Everything is dangerous, so how come you're not dead?
You might poke your eye out with any given toy,
You might die from allergies to peanuts, wheat, or soy,
All these deadly circumstances we cannot improve,
Everything is dangerous, so please try not to move.
Terrorists are everywhere, in every school and mall,
And it might be better if you don't touch cheese at all.
All the other drivers are insane and they've got guns,
Don't pick up hitchhikers, even if they're dressed as nuns,
Your date has GHB, he hopes tomorrow you'll forget him,
Everything is dangerous, so go ahead and wet 'em.
Dihydrogen monoxide will surely spell your doom,
It might just be easier if you don't leave the room.
Make sure that your sunscreen is at least SPF 30,
Don't eat food in restaurants, the chef's hands might be dirty,
Gay men want your body and they can't control their urges,
Monks have secret messages they're chanting in their dirges.
Magnetic waves from in your cell phone just might fry your brain,
There's a flying spaghetti monster in your beef chow mein,
Paris Hilton might explode, I saw it on Fox News,
Everything is dangerous, including Starburst chews.
Keep yourself hydrated or you'll pass out from the heat,
Watch out for a wormhole openin' up beneath your feet,
Motorcyclists with tattoos just got out of the joint,
Homeless people have diseases, so don't stare and point.
From the moment that you're born until the day you die,
Everything might kill you, and a lot of things will try,
So you've got two choices, and they're easy to compare,
Everything is dangerous, or everything's just there.
Everything is dangerous, so suck it up, mon frere.
posted by filkertom @ 7:19 AM

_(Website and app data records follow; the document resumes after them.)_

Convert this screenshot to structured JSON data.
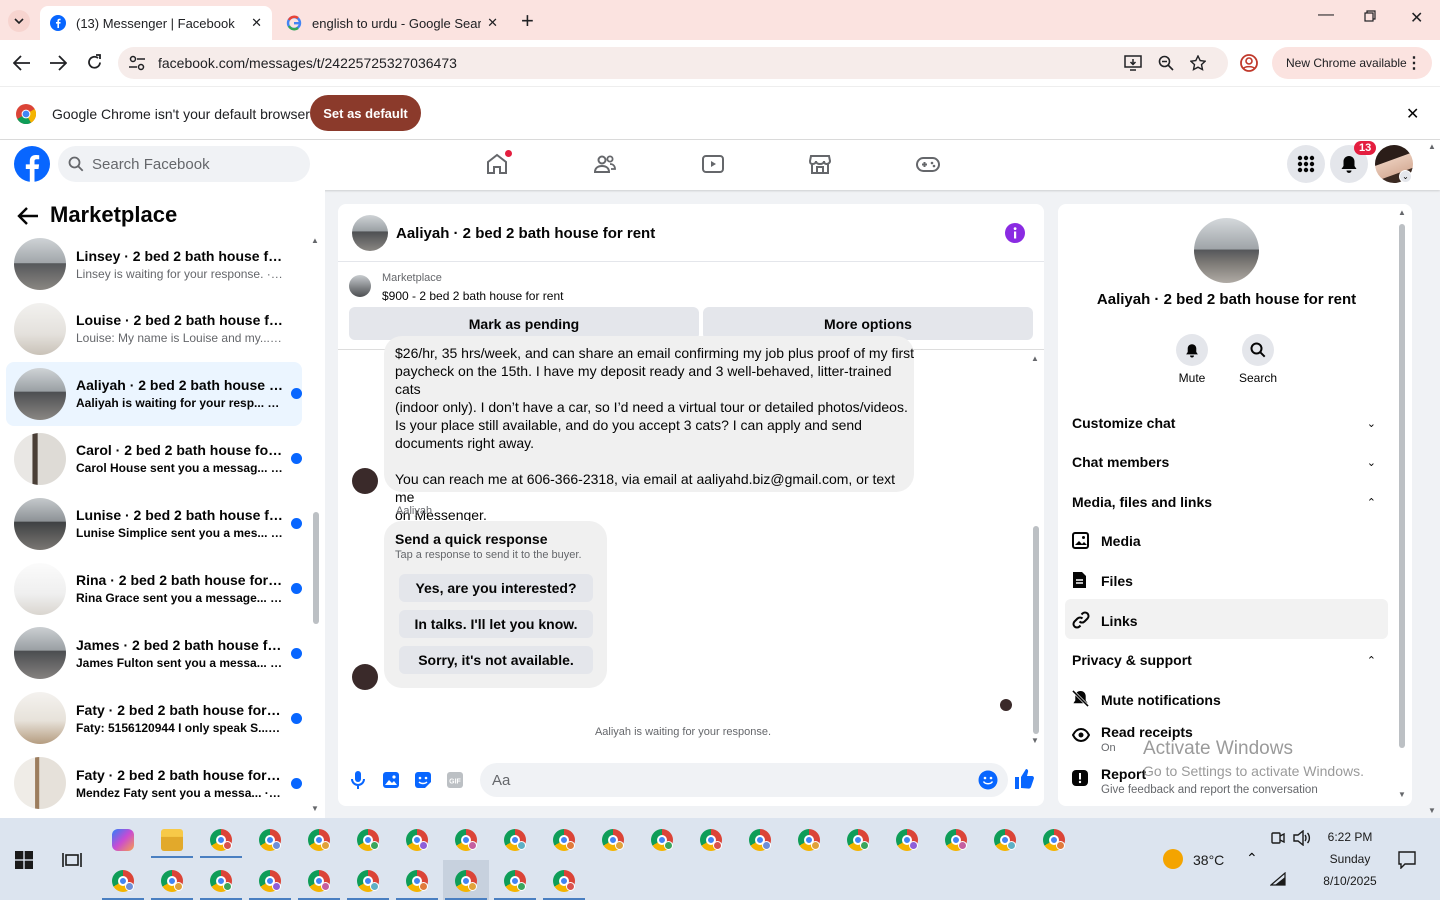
{
  "browser": {
    "tabs": [
      {
        "title": "(13) Messenger | Facebook",
        "active": true
      },
      {
        "title": "english to urdu - Google Search",
        "active": false
      }
    ],
    "url": "facebook.com/messages/t/24225725327036473",
    "new_chrome": "New Chrome available",
    "infobar_message": "Google Chrome isn't your default browser",
    "set_default": "Set as default"
  },
  "fb": {
    "search_placeholder": "Search Facebook",
    "notif_count": "13"
  },
  "sidebar": {
    "title": "Marketplace",
    "conversations": [
      {
        "title": "Linsey · 2 bed 2 bath house for r...",
        "sub": "Linsey is waiting for your response. · 1m",
        "unread": false,
        "selected": false
      },
      {
        "title": "Louise · 2 bed 2 bath house for ...",
        "sub": "Louise: My name is Louise and my... · 1m",
        "unread": false,
        "selected": false
      },
      {
        "title": "Aaliyah · 2 bed 2 bath house f...",
        "sub": "Aaliyah is waiting for your resp... · 1m",
        "unread": true,
        "selected": true
      },
      {
        "title": "Carol · 2 bed 2 bath house for ...",
        "sub": "Carol House sent you a messag... · 1m",
        "unread": true,
        "selected": false
      },
      {
        "title": "Lunise · 2 bed 2 bath house fo...",
        "sub": "Lunise Simplice sent you a mes... · 1m",
        "unread": true,
        "selected": false
      },
      {
        "title": "Rina · 2 bed 2 bath house for r...",
        "sub": "Rina Grace sent you a message... · 1m",
        "unread": true,
        "selected": false
      },
      {
        "title": "James · 2 bed 2 bath house fo...",
        "sub": "James Fulton sent you a messa... · 1m",
        "unread": true,
        "selected": false
      },
      {
        "title": "Faty · 2 bed 2 bath house for r...",
        "sub": "Faty: 5156120944 I only speak S... · 1m",
        "unread": true,
        "selected": false
      },
      {
        "title": "Faty · 2 bed 2 bath house for r...",
        "sub": "Mendez Faty sent you a messa... · 1m",
        "unread": true,
        "selected": false
      }
    ]
  },
  "chat": {
    "title": "Aaliyah · 2 bed 2 bath house for rent",
    "marketplace_label": "Marketplace",
    "listing": "$900 - 2 bed 2 bath house for rent",
    "mark_pending": "Mark as pending",
    "more_options": "More options",
    "message_lines": [
      "$26/hr, 35 hrs/week, and can share an email confirming my job plus proof of my first",
      "paycheck on the 15th. I have my deposit ready and 3 well-behaved, litter-trained cats",
      "(indoor only). I don’t have a car, so I’d need a virtual tour or detailed photos/videos.",
      "Is your place still available, and do you accept 3 cats? I can apply and send",
      "documents right away."
    ],
    "contact_lines": [
      "You can reach me at 606-366-2318, via email at aaliyahd.biz@gmail.com, or text me",
      "on Messenger."
    ],
    "sender": "Aaliyah",
    "quick_title": "Send a quick response",
    "quick_sub": "Tap a response to send it to the buyer.",
    "quick_replies": [
      "Yes, are you interested?",
      "In talks. I'll let you know.",
      "Sorry, it's not available."
    ],
    "waiting": "Aaliyah is waiting for your response.",
    "input_placeholder": "Aa"
  },
  "info": {
    "name": "Aaliyah · 2 bed 2 bath house for rent",
    "mute": "Mute",
    "search": "Search",
    "customize": "Customize chat",
    "members": "Chat members",
    "media_section": "Media, files and links",
    "media": "Media",
    "files": "Files",
    "links": "Links",
    "privacy": "Privacy & support",
    "mute_notifications": "Mute notifications",
    "read_receipts": "Read receipts",
    "read_receipts_state": "On",
    "report": "Report",
    "report_sub": "Give feedback and report the conversation"
  },
  "watermark": {
    "title": "Activate Windows",
    "sub": "Go to Settings to activate Windows."
  },
  "taskbar": {
    "temperature": "38°C",
    "time": "6:22 PM",
    "day": "Sunday",
    "date": "8/10/2025"
  }
}
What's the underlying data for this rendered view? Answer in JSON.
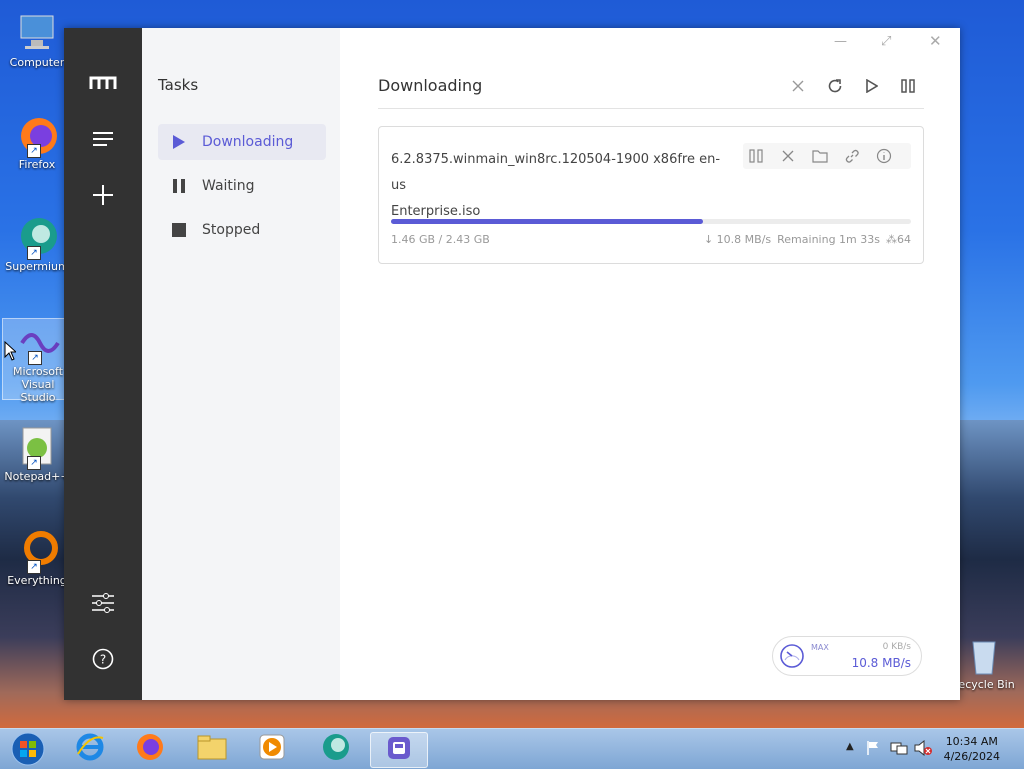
{
  "desktop": {
    "icons": [
      {
        "label": "Computer"
      },
      {
        "label": "Firefox"
      },
      {
        "label": "Supermium"
      },
      {
        "label": "Microsoft Visual Studio"
      },
      {
        "label": "Notepad++"
      },
      {
        "label": "Everything"
      },
      {
        "label": "Recycle Bin"
      }
    ]
  },
  "sidebar": {
    "title": "Tasks",
    "items": [
      {
        "label": "Downloading",
        "icon": "play-icon",
        "active": true
      },
      {
        "label": "Waiting",
        "icon": "pause-icon"
      },
      {
        "label": "Stopped",
        "icon": "stop-icon"
      }
    ]
  },
  "main": {
    "title": "Downloading"
  },
  "task": {
    "filename_line1": "6.2.8375.winmain_win8rc.120504-1900 x86fre en-us",
    "filename_line2": "Enterprise.iso",
    "size_progress": "1.46 GB / 2.43 GB",
    "progress_fraction": 0.6,
    "speed": "↓ 10.8 MB/s",
    "remaining": "Remaining 1m 33s",
    "connections": "64"
  },
  "speedometer": {
    "max_label": "MAX",
    "upload": "0 KB/s",
    "download": "10.8 MB/s"
  },
  "taskbar": {
    "time": "10:34 AM",
    "date": "4/26/2024"
  },
  "colors": {
    "accent": "#5b5bd6",
    "rail": "#323232"
  }
}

Woo Hoo! That's a keeper ;-)
Oh, we are moving to a new apartment soon, it's in downtown Livermore, more info later.
HT to Free Range Kids for that one.